It shoots 10bit ProRes HQ log or rec.709 and soon 12bit raw; not AVCHD, h.264, whatever, highly compressed 8bit grading headaches that you may have seen from a DSLR or camcorder. The raw will be using an estimated 1.5x lossless compression to reduce file sizes.
It has an active MFT mount which can accept a horde of manual and automatic lenses with some caveats such as the lack of in-camera stabilization for Olympus lenses. So you can add a PL lens if you want. Or go stealth mode with a modest pancake.
You can today add the Metabones Speed Booster for Nikon F/G adapter and pick up a full stop of speed and an effective focal length of 0.71x what the lens would look like without the MSB. The MSB can make a f/1.4 lens into f/1.0!
And a MSB for EF is coming in about a month and that will be an active adapter with the electronics to make Canon lenses work and of course will support any EF lens from other suppliers.
As you may know, many very high speed lenses are available in MFT such as the f/0.95 hyperprimes from SLR Magic and Voitländer or other mounts such as C mounts for S16.
It has a readily availble Nikon rechargeable removable battery, just buy a few to get you through your shoot.
The camera can be very small or very big if you want it to be. Many suppliers are jumping on board to provide cages and gear adapted for the BMPCC.
The media and battery are not proprietary to BMD and are available from third-party vendors. BMD tries to use standard interfaces and avoid proprietary connections or other gear.
It is very light and will work with less expensive stabilizers for handheld work and cheaper tripods/heads if desired compared to the BMCC. You can mount it anywhere except underwater.
At $995, it makes a great HD crash cam if you are so inclined.
Okay, I'll show some mercy and let you decide!
Edit: added lack of genlock.
iMac 27” 2.8GHz i7 16GB
Rick. Thanks very much for posting that - excellent info and it'll help me decide what to do.
I'm very aware of some - but not all - of the shortcomings of the Pocket cam, but for my intended use, it probably won't cause me a lot of problems. I usually shoot very small clips; 10-20 sec, a minute or two at the most, and spend weeks motion tracking, keying, adding graphics etc. I rarely use audio.
Point taken on the BMCC-included Resolve software. But I'd rather be able to afford a functioning good-quality 1080p setup (have a couple of stabilizers for small weight cams etc). I should of cause add this: I work professionally in motion graphics,- not shooting video per ce. So we're talking about a semi-hobbyist budget here. I'm sure the BMCC is a killer camera, but the BMPCC might just ne perfect for me. I'll try to be patient and see what kind of response emerges in the coming weeks.
Again: Valuable info, so thanks a lot!

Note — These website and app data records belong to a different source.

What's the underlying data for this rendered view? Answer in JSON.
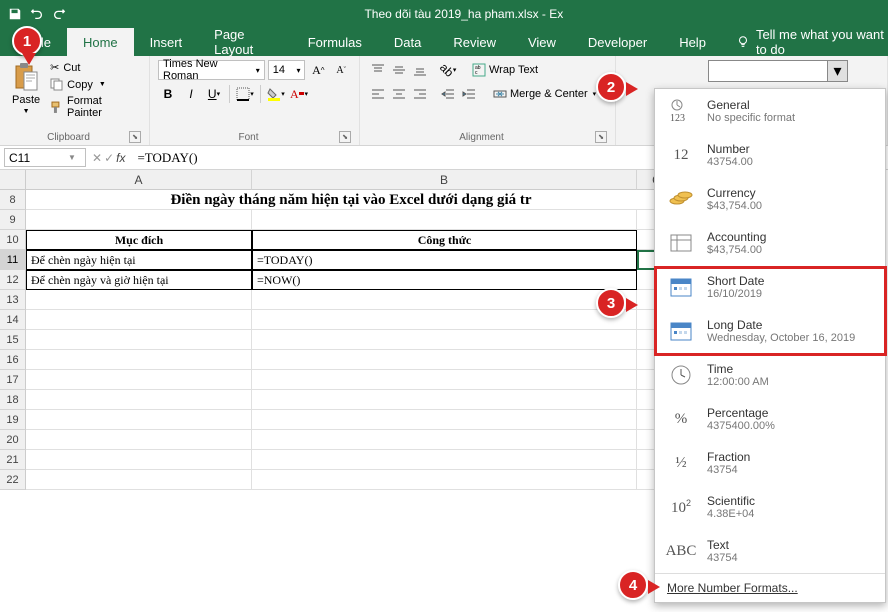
{
  "title": "Theo dõi tàu 2019_ha pham.xlsx  -  Ex",
  "tabs": [
    "File",
    "Home",
    "Insert",
    "Page Layout",
    "Formulas",
    "Data",
    "Review",
    "View",
    "Developer",
    "Help"
  ],
  "tellme": "Tell me what you want to do",
  "clipboard": {
    "paste": "Paste",
    "cut": "Cut",
    "copy": "Copy",
    "painter": "Format Painter",
    "label": "Clipboard"
  },
  "font": {
    "name": "Times New Roman",
    "size": "14",
    "label": "Font"
  },
  "alignment": {
    "wrap": "Wrap Text",
    "merge": "Merge & Center",
    "label": "Alignment"
  },
  "namebox": "C11",
  "formula": "=TODAY()",
  "colA_width": 226,
  "colB_width": 385,
  "colC_width": 40,
  "cols": [
    "A",
    "B",
    "C"
  ],
  "rows": [
    8,
    9,
    10,
    11,
    12,
    13,
    14,
    15,
    16,
    17,
    18,
    19,
    20,
    21,
    22
  ],
  "sheet": {
    "title": "Điền ngày tháng năm hiện tại vào Excel dưới dạng giá tr",
    "h_a": "Mục đích",
    "h_b": "Công thức",
    "r11a": "Để chèn ngày hiện tại",
    "r11b": "=TODAY()",
    "r12a": "Để chèn ngày và giờ hiện tại",
    "r12b": "=NOW()"
  },
  "formats": [
    {
      "icon": "123",
      "name": "General",
      "sample": "No specific format"
    },
    {
      "icon": "12",
      "name": "Number",
      "sample": "43754.00"
    },
    {
      "icon": "cur",
      "name": "Currency",
      "sample": "$43,754.00"
    },
    {
      "icon": "acc",
      "name": "Accounting",
      "sample": "$43,754.00"
    },
    {
      "icon": "cal",
      "name": "Short Date",
      "sample": "16/10/2019"
    },
    {
      "icon": "cal",
      "name": "Long Date",
      "sample": "Wednesday, October 16, 2019"
    },
    {
      "icon": "clk",
      "name": "Time",
      "sample": "12:00:00 AM"
    },
    {
      "icon": "%",
      "name": "Percentage",
      "sample": "4375400.00%"
    },
    {
      "icon": "½",
      "name": "Fraction",
      "sample": "43754"
    },
    {
      "icon": "sci",
      "name": "Scientific",
      "sample": "4.38E+04"
    },
    {
      "icon": "ABC",
      "name": "Text",
      "sample": "43754"
    }
  ],
  "more_formats": "More Number Formats...",
  "balloons": {
    "1": "1",
    "2": "2",
    "3": "3",
    "4": "4"
  }
}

Even Grant Petty says the BMPCC is the camera he will keep with him. With the right lens, it truly can give the iPhone a run for its money! It seems smart phone cameras are displacing far better cameras that people own just because it is always with them and they snap a pic and post it on the web in a moment. So the BMPCC certainly is a wonderful family camera in addition to all its other possibilities.

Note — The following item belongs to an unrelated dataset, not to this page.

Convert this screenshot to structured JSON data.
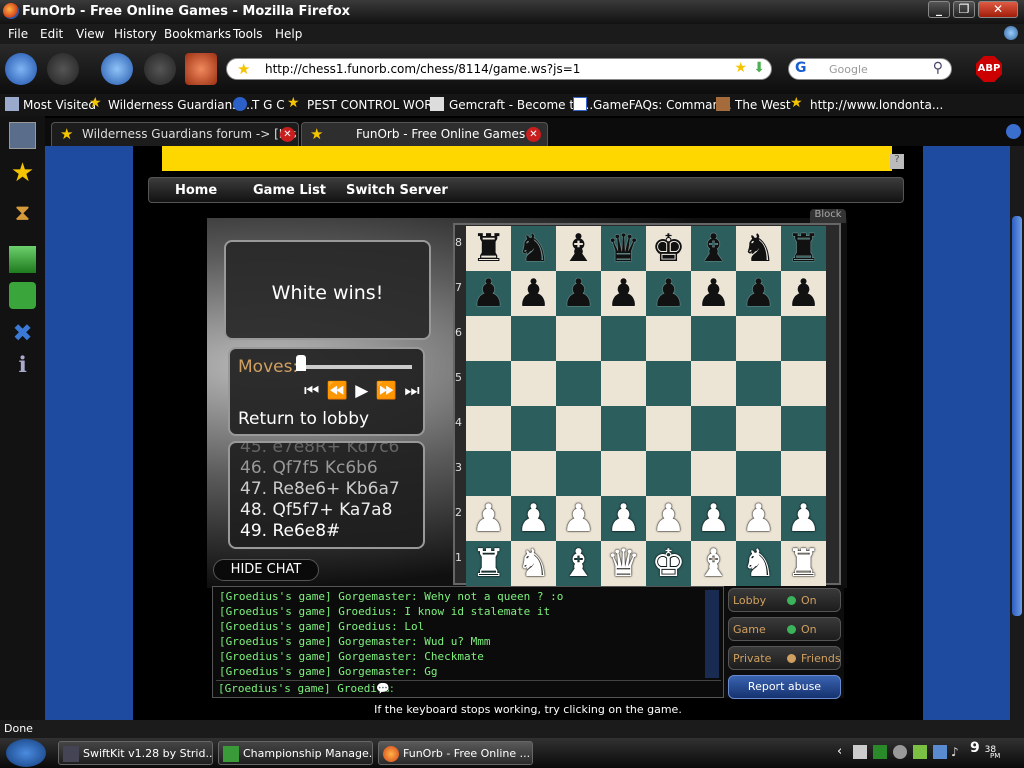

The bulk of cameras that Canon, Sony, Panasonic, and so on sell are designed to produce a good looking image easily and they can do it well within their limitations. But there a lot of people who enjoy editing and colouring their home movies and those codecs don't let you have much fun before they break. The BMPCC is the first truly affordable camera that puts real quality in your hands and can produce beautiful video if you want to be creative. Bessie would like that, right?
iMac 27” 2.8GHz i7 16GB
I think Rick summed it up perfectly.. I will only add one thought as to why the BMCC may be better.. given what you get with it and all that Rick covered.. the 2.5K image size gives you a little wiggle room with a 1080p output format. Not sure you'd need that, but if you needed to stabilize a video, or perhaps it wasn't framed perfectly, having that extra resolution could make the difference in having to reshoot or not.
I was leaning hard for the pocket camera.. and still want one, but with Resolve and the SSD drive and higher res of the BMCC, I am now considering that option. If I can find a way to save 4K though, having the 4K res AND a global shutter to me is the far better deal.